**PROBLEM TO WORK ON**. Show each line of the data below that has the string "true" in it.

**LISTED RECORDS**.

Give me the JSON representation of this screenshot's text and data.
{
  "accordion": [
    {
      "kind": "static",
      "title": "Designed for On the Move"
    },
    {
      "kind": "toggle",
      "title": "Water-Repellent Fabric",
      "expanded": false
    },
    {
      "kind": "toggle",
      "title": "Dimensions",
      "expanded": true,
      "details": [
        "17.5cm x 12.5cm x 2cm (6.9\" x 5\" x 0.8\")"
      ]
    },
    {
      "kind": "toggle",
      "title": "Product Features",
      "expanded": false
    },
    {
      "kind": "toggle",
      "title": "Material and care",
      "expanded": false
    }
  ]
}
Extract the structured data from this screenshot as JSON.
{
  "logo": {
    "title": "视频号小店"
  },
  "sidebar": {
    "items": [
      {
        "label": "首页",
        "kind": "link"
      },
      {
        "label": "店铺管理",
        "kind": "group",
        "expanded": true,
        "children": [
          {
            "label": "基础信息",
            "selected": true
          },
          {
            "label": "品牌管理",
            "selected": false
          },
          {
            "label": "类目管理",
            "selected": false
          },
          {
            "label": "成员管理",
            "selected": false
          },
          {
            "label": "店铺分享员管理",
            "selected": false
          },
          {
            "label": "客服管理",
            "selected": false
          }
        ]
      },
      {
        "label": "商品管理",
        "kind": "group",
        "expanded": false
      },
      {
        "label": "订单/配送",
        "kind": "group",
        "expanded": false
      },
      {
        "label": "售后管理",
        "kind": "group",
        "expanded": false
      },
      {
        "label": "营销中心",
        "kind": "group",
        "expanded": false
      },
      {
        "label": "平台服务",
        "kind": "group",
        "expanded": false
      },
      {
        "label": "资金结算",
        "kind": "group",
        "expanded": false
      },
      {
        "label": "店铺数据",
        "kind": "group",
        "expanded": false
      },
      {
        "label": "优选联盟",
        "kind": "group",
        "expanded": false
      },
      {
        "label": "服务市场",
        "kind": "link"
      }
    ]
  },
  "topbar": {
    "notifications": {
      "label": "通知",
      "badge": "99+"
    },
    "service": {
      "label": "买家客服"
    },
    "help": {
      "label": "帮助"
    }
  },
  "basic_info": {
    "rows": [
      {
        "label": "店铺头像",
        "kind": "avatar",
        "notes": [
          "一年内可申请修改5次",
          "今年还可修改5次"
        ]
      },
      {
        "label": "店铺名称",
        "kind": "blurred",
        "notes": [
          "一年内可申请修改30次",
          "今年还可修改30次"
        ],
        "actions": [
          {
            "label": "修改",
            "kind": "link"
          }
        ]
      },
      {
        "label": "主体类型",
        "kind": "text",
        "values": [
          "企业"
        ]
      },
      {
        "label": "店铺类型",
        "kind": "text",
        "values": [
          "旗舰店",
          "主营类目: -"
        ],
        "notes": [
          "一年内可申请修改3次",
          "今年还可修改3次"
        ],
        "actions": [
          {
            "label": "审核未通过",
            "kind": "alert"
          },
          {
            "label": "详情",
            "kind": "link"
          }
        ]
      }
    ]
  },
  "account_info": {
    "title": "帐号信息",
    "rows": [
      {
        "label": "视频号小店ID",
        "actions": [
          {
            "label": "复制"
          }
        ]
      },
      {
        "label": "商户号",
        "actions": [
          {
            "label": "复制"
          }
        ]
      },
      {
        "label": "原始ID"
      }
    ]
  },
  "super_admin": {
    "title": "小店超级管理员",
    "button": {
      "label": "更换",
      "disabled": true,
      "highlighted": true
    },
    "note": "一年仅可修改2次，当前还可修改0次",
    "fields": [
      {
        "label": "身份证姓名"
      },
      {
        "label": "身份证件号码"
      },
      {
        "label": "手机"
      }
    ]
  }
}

**EXERCISE OUTPUT**.
      "expanded": true,
        "expanded": true,
            "selected": true
      "disabled": true,
      "highlighted": true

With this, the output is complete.